The experts believe that the wider post-Article 50 economy will subdue the housing market, with a weak jobs market, high inflation and minimal wage growth affecting consumer confidence, especially around large transactions like house purchases. That said, we aren’t on the precipice of a house price crash. Housing economists still believe that there will be some growth during the rest of this year, many predicting around 2% over the course of 2017. This is because the country’s chronic housing shortage supports growth, even in sub-optimal economic conditions.

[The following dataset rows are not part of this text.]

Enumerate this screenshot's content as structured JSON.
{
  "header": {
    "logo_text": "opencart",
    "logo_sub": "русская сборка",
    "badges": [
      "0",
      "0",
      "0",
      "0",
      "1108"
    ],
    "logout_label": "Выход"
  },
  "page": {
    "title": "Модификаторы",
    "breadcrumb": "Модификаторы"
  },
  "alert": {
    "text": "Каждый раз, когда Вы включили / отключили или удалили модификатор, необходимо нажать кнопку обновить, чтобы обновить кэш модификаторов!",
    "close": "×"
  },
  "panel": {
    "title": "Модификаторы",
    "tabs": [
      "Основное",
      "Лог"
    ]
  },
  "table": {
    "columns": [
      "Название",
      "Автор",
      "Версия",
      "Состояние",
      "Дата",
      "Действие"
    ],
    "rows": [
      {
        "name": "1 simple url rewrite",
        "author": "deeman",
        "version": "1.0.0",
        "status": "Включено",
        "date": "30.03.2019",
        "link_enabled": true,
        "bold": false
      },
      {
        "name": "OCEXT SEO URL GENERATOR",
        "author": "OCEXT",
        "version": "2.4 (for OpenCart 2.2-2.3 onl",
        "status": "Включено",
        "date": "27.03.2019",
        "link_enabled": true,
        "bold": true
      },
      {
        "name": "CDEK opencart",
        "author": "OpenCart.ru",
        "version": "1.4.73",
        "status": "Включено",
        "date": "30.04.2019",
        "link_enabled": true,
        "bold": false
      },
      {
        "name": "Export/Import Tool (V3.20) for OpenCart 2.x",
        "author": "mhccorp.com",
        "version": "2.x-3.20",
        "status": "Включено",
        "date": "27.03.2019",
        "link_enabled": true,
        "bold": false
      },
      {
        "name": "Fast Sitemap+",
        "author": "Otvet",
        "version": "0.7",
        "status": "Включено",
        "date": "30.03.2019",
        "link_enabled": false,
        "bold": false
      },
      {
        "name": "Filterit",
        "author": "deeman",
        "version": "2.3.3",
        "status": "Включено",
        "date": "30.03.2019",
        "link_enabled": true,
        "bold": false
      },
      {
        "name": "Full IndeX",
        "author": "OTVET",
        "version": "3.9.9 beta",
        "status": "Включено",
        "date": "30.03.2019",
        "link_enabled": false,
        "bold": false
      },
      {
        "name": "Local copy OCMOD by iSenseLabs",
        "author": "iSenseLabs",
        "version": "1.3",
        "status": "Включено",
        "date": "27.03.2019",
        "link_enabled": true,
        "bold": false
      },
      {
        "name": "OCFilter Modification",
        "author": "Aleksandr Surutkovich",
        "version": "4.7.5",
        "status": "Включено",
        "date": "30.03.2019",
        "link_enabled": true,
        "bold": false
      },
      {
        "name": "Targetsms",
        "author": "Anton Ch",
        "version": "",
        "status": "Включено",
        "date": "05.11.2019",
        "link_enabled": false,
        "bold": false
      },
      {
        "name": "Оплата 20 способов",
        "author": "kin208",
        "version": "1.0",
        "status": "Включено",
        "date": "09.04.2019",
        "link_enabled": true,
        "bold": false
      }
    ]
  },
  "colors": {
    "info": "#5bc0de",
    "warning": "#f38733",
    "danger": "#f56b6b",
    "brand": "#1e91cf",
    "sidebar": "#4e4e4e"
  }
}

First time buyers were probably hoping for the cost of residential property to fall. Homeowners, on the other hand, rarely welcome a drop in the value of their house or flat. The lack of clarity is frustrating for those of us who just want to know the direction of “house prices in my street”. The best estimate is that very little change is currently being forecast outside of Central London.